Any language, given its constant evolution, can be said to have a life of its own. If the UK, a relatively small country, is home to several distinct dialects, imagine what is possible in a country the size of Brazil. Perhaps unsurprisingly then, Brazil is home to some of the most peculiar and surreal popular expressions when it comes to the Portuguese language, much in the same way that English has grown to incorporate some quite unusual idioms into everyday speak.
We begin our linguistic adventure with expressions that hail from the Northernmost reaches of the country, from Acre, Amazonas, Amapá, Pará, Rondônia, Roraima and Tocantins. Today, however, these prominent expressions are commonplace in other parts of the country due to migration, but their origins, studied by sociolinguistics, are often state-specific.
Mata-Gato: means outsider or thief. Well, we hope no animals were harmed in the process, as the direct translation would be “Kill-Cat”.
Peixada: the term is used when someone lands a new job on account of his or her contacts, as opposed to merit. Peixada also means fish stew… fishy indeed!
Arri djanga: an expression of surprise, astonishment or shock at any situation. In other words, it is the northern equivalent of “eita”, an expression of similar sentiment in the South.
Baldear: By transforming the noun “bucket” into the verb, “to bucket” implies that someone, by virtue of his or her bucket, is washing someone or something.
Espocar: “to burst”, when translated literally. So, proceed with caution when someone tells you that the place might “espocar”: it means it might explode at any moment. It can also be used to describe the sensation of overeating. That is, being so full that you might “explode”.
Bribote: snacks, savoury or sweet. But the word is also used to describe certain snacks of a certain nutritional deficit, even “junk” food, at least in the capital of Acre, Rio Branco.
Levar o farelo: in the capital of Pará, Belém, this curious expression means to die. Or rather to be killed, as opposed to its literal translation, which would be “take the bran”. Maybe the “bran” represents someone’s ashes following their cremation? Well, something to ponder… or not.
Égua de largura: this expression from Amapá means, “to be very lucky”. It must have come from the world of horse racing as the literal translation would be “mare of length”.

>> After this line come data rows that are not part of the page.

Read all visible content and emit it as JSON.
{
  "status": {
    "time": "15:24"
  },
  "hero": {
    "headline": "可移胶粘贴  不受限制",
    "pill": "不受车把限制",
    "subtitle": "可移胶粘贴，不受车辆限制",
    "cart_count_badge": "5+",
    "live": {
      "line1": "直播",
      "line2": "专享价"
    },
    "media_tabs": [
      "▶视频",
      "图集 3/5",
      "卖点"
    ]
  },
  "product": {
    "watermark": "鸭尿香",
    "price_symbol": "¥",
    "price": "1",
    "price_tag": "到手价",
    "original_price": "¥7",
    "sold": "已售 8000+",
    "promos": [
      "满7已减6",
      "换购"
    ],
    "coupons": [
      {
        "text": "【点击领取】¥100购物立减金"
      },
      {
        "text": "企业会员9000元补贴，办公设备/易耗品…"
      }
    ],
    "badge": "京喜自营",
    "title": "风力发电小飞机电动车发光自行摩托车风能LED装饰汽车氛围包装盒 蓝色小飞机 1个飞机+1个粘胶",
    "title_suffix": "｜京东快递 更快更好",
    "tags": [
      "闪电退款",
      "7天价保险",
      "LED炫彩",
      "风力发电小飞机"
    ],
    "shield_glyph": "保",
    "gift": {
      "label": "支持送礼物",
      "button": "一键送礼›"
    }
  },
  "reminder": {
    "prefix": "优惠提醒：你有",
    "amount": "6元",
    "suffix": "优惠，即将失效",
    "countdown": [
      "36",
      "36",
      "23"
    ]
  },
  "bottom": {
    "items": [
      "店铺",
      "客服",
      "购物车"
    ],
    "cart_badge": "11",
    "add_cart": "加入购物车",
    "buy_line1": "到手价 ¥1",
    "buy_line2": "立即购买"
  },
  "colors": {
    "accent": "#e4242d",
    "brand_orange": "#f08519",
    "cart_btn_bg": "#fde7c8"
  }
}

Paidégua: When it comes to expressions, mares seem to be the animal of choice. Although this expression most probably originated in Ceará, these days you’ll hear it used in states like Pará and Amapá. It means something is very cool or of particular interest.